Trump tales depressingly familiar
The arm went around my shoulder. Then the hand began to creep, farther and farther, down the neckline of my dress. I was 20, at a fancy dinner for my college newspaper. The hand belonged to a grown-up — make that supposedly grown-up — editor. An editor from whom I wanted a summer job.
I would like to tell you I removed said hand and told its owner in no uncertain terms what he could do with it or, more to the point, couldn’t. But I can’t. My response, as I recall, involved some combination of resigned submission to this uninvited pawing and strategic wriggling out of reach.
Reader, I got the job. I went on to enjoy a cordial professional relationship with this man. Neither one of us mentioned the incident. Alcohol was involved, and I suppose I chalked his misbehavior up to that. Making a fuss seemed unwarranted and, even more, selfdefeating.
The episode wasn’t traumatic, not even close. Indeed, by the standards of the tens of thousands of tweets shared in recent days under the hashtag #notokay, it was mild.
Now, 38 years later, it feels more humiliating than it did back then. I am embarrassed by the meek complicity of my younger self, shamed to the point of being wary of revealing it to my daughters, now college students themselves. I like to believe they would not sit still, literally, for such treatment.
This is a story I rarely share, because I feel it makes me look as bad as my groper. Before this column, I have told it precisely once in public, when I was invited back to the college newspaper’s banquet as a guest speaker. But the moment stuck, as these moments do for the many women who have endured them and then tucked the memory away. And so, when men wondered how Anita Hill could have not only tolerated harassment from Clarence Thomas but followed him to another job, believing, naively, that his behavior had improved, her conduct didn’t strike me, and many other women, as all that surprising. We make accommodations; we tell ourselves stories. It’s getting better. We need the paycheck.
Now comes our latest national consciousness-raising conversation, in the form of Donald Trump, and claims by numerous women — the tally climbs daily — that he groped them without consent. What is depressingly familiar in these accounts is that their response, like mine, was not to confront but, at best, to ignore and avoid — and, at worst, to blame themselves for the predicament and their complicity.
Don’t let it stop you from getting your work done. Thus, People magazine writer Natasha Stoynoff’s account of Trump pushing her against a wall and forcing his tongue down her throat when Stoynoff was at Mar-a-Lago in 2005 to report a first-anniversary story about Trump and new wife Melania.

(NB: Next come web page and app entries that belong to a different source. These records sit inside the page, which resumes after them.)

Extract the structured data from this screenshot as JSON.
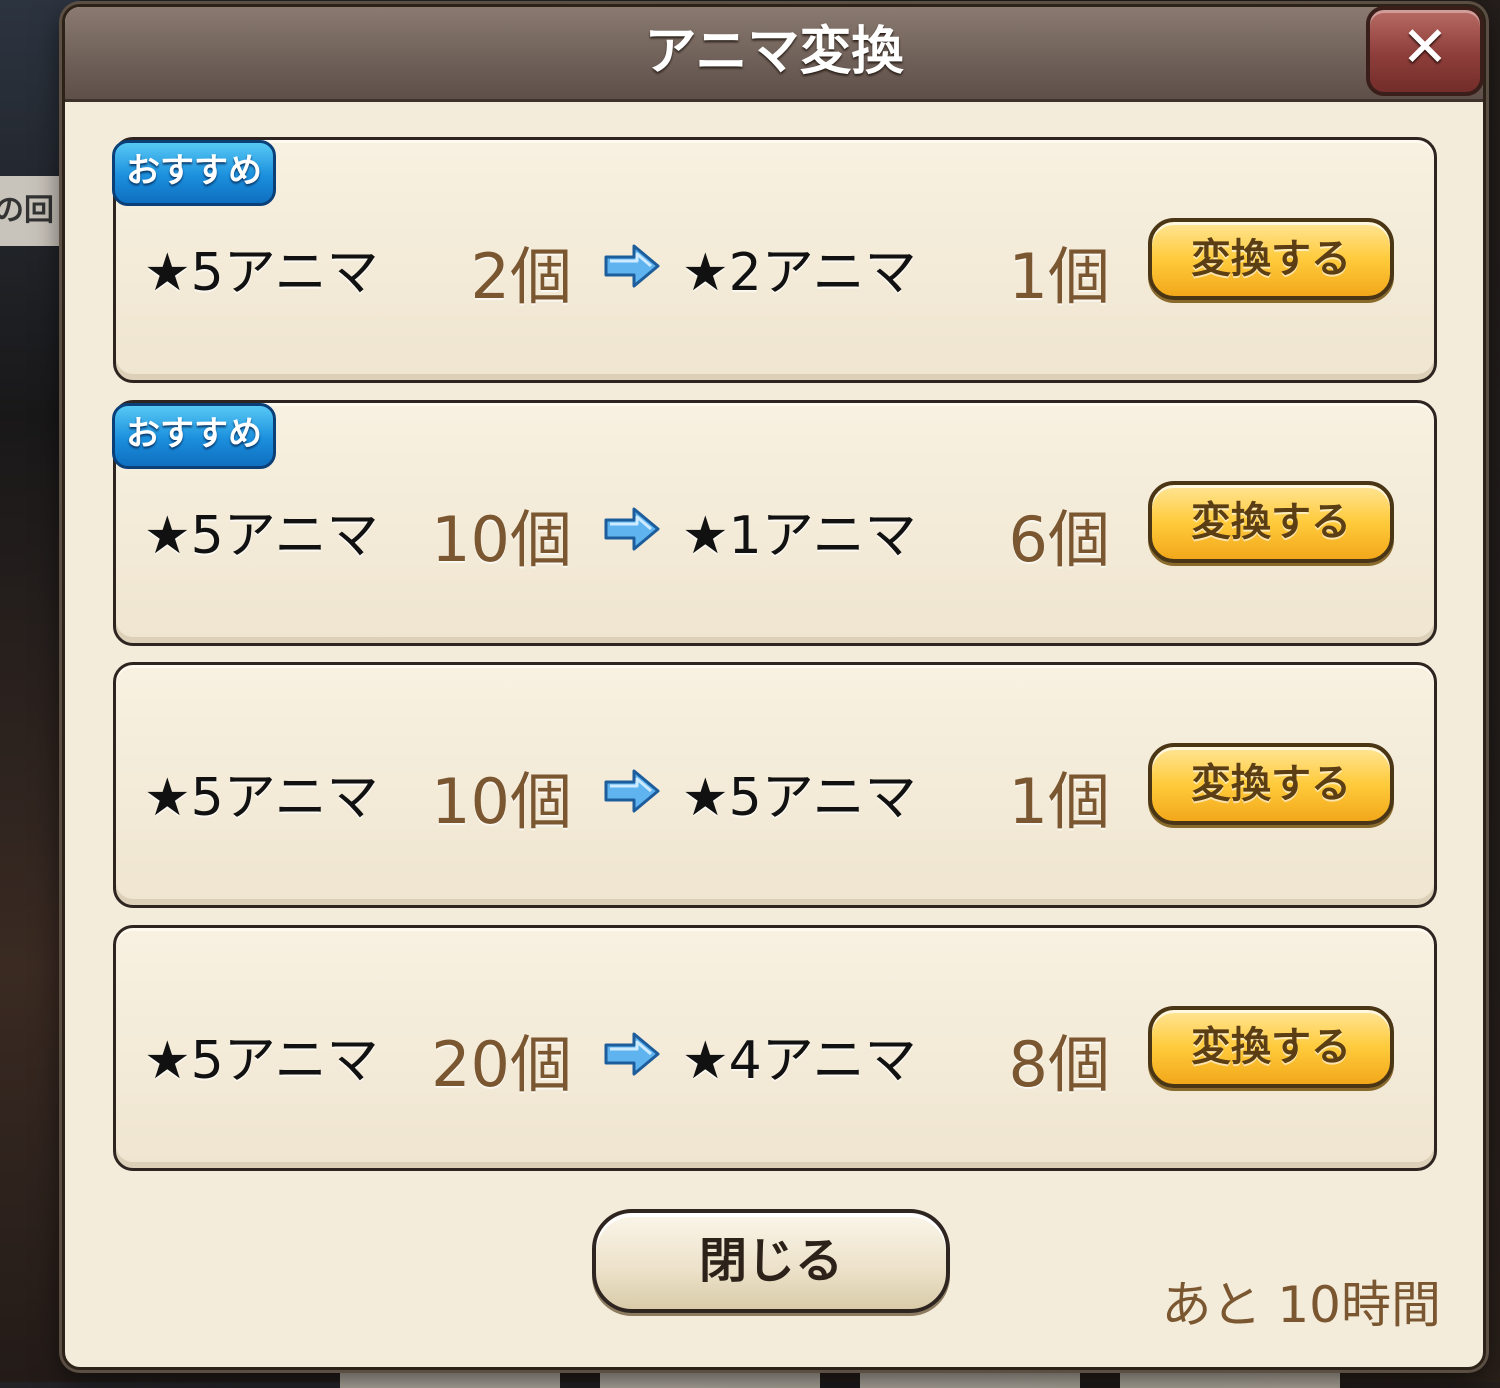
{
  "background": {
    "side_label": "の回"
  },
  "dialog": {
    "title": "アニマ変換",
    "close_icon_glyph": "✕",
    "close_button_label": "閉じる",
    "remaining_time": "あと 10時間"
  },
  "offers": [
    {
      "badge": "おすすめ",
      "from_label": "★5アニマ",
      "from_qty": "2個",
      "to_label": "★2アニマ",
      "to_qty": "1個",
      "button": "変換する"
    },
    {
      "badge": "おすすめ",
      "from_label": "★5アニマ",
      "from_qty": "10個",
      "to_label": "★1アニマ",
      "to_qty": "6個",
      "button": "変換する"
    },
    {
      "badge": "",
      "from_label": "★5アニマ",
      "from_qty": "10個",
      "to_label": "★5アニマ",
      "to_qty": "1個",
      "button": "変換する"
    },
    {
      "badge": "",
      "from_label": "★5アニマ",
      "from_qty": "20個",
      "to_label": "★4アニマ",
      "to_qty": "8個",
      "button": "変換する"
    }
  ],
  "colors": {
    "title_bar": "#6e5f58",
    "panel": "#f4ecdb",
    "badge": "#1b8fdd",
    "convert_button": "#ffcb3c",
    "quantity_text": "#7a5730",
    "close_icon_button": "#8e3e3a"
  }
}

Immediately after the assault, Stoynoff said, she pretended nothing had happened: “I tried to act normal. I had a job to do, and I was determined to do it.” And then, “like many women, I was ashamed and blamed myself for his transgression. I minimized it.”
So, for Trump, Stoynoff’s silence then became evidence of her dishonesty now. “Why didn’t the writer of the twelve-year-old article in People magazine mention the ‘incident’ in her story? Because it did not happen!” Trump tweeted.
Don’t turn it into a big deal. These things happen. Business executive Jessica Leeds told The New York Times that Trump, octopus-like, touched her breasts and reached up her skirt on an airplane flight three decades ago. Leeds’ reaction was not to summon the flight attendant; it was to return, obediently, to her original seat in coach.
Women “accepted it for years,” Leeds said. “We were taught it was our fault.”
Indeed. In a 2013 radio interview, Donald Trump Jr. summed up this suck-it-up, blame-the-victim mentality. “If you can’t handle some of the basic stuff that’s become a problem in the workforce today, then you don’t belong in the workforce,” he said. “Like, you should go maybe teach kindergarten. I think it’s a respectable position.”
If there is any silver lining to this dreadful election, it is to expose the persistence of such distorted thinking. To teach boys and men that such behavior is unacceptable, no matter how powerful their position. And, most of all, to embolden girls and women to speak up, not submit, when they feel that hand, inching toward its target.